Exercise requirements
Locate every line below that contains the word "Total" and copy it.

Material provided
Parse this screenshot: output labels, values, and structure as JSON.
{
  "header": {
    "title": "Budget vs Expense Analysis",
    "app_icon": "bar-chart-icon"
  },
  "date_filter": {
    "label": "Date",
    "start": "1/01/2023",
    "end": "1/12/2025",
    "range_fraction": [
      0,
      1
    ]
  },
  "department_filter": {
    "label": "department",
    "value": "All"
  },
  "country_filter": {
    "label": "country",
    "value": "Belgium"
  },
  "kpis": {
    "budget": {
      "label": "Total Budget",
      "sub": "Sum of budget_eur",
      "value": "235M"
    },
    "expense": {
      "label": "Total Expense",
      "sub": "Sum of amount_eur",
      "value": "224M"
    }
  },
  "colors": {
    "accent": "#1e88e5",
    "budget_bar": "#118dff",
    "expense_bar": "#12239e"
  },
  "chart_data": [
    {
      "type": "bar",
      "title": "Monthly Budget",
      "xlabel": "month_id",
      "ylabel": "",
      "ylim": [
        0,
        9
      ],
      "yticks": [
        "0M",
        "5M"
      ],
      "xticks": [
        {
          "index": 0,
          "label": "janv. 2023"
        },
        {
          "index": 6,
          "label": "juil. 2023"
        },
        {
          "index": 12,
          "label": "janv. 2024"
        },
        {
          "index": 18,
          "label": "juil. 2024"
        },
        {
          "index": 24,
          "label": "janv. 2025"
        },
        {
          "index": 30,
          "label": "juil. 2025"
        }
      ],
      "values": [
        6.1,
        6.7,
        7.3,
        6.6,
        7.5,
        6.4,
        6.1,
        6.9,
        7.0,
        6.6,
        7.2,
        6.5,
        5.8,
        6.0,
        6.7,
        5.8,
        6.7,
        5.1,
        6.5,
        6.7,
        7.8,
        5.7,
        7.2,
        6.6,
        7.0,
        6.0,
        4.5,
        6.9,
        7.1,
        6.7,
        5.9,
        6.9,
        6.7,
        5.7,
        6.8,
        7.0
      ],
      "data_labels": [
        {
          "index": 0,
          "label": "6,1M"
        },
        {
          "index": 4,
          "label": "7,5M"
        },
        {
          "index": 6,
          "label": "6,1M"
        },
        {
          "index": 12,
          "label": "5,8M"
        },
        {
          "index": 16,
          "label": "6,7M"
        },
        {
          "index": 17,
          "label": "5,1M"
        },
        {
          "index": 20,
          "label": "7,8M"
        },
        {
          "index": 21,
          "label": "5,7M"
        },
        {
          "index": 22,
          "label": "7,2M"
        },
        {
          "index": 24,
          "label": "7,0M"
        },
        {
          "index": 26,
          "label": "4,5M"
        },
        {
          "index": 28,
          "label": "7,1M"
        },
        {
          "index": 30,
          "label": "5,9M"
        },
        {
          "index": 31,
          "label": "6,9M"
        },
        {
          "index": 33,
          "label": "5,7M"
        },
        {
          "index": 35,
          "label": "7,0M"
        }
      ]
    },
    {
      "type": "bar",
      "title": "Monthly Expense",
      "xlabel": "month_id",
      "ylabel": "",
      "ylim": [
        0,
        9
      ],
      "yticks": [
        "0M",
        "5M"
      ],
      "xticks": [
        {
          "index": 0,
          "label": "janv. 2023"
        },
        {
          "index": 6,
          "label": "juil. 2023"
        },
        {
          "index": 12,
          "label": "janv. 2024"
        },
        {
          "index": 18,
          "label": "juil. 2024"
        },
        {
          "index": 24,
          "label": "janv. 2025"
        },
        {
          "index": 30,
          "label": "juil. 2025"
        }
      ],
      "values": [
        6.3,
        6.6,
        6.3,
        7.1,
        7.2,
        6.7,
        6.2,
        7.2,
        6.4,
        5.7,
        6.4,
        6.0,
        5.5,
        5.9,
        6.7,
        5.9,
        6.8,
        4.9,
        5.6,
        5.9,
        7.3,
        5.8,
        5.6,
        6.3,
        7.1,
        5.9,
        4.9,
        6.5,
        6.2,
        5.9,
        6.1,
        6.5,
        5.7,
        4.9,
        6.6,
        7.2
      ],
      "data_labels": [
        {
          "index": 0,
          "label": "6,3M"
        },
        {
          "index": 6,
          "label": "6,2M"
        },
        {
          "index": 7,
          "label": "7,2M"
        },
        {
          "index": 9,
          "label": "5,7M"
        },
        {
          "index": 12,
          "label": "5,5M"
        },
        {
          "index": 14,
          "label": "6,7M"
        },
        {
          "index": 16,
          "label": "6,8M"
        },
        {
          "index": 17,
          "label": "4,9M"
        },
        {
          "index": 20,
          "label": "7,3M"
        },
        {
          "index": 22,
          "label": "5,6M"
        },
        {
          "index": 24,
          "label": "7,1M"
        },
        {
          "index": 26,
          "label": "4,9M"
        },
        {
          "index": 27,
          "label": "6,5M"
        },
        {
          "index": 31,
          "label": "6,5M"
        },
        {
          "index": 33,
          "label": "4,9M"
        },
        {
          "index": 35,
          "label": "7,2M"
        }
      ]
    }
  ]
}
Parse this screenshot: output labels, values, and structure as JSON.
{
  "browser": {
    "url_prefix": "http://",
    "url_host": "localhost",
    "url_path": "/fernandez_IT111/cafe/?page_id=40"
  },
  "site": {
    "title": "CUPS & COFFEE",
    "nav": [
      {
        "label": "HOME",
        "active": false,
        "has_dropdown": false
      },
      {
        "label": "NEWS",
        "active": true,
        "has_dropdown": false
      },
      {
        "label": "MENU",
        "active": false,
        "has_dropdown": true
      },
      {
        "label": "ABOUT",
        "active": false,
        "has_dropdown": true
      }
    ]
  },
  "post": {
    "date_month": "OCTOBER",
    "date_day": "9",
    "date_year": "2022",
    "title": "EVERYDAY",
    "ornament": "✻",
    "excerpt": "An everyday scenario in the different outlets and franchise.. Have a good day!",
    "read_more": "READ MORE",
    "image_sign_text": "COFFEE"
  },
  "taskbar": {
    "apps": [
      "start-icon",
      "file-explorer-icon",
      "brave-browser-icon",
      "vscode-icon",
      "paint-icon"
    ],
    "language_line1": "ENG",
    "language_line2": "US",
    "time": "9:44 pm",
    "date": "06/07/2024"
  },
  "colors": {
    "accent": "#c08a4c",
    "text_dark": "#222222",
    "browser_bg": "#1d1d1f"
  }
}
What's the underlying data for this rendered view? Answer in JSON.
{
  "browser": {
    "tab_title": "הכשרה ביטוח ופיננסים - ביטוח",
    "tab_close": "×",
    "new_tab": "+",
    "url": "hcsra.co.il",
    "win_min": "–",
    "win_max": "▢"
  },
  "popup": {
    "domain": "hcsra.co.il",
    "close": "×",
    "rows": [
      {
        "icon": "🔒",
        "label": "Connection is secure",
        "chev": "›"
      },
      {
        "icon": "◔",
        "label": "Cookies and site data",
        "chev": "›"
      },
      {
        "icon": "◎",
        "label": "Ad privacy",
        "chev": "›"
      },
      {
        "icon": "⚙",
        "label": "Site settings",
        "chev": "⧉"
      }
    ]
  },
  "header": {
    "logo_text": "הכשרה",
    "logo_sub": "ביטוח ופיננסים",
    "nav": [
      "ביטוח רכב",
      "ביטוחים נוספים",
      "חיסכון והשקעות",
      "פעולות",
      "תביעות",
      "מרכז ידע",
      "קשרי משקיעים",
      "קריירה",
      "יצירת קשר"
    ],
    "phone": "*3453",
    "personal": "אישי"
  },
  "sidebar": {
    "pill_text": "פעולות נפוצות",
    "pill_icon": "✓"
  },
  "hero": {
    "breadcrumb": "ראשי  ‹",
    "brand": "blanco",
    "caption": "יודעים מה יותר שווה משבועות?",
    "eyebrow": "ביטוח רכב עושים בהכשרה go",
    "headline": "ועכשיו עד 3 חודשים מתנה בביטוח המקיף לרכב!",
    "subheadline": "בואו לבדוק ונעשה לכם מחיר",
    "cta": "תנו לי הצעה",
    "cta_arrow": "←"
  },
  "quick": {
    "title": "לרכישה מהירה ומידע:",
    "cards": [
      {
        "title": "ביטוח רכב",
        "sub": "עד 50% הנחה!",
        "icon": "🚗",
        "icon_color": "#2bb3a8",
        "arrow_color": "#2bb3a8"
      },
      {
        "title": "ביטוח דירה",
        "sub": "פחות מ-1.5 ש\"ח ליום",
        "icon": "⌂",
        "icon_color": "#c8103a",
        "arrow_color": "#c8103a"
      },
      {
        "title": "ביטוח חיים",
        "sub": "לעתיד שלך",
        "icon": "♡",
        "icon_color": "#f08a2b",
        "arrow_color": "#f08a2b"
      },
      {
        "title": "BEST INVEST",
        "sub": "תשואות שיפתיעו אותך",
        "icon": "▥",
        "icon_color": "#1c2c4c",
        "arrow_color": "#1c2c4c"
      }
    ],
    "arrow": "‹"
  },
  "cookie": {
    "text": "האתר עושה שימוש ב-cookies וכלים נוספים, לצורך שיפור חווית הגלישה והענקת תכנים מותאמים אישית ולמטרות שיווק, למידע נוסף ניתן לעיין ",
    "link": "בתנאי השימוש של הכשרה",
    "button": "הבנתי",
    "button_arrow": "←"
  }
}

Result of this task
      "label": "Total Budget",
      "label": "Total Expense",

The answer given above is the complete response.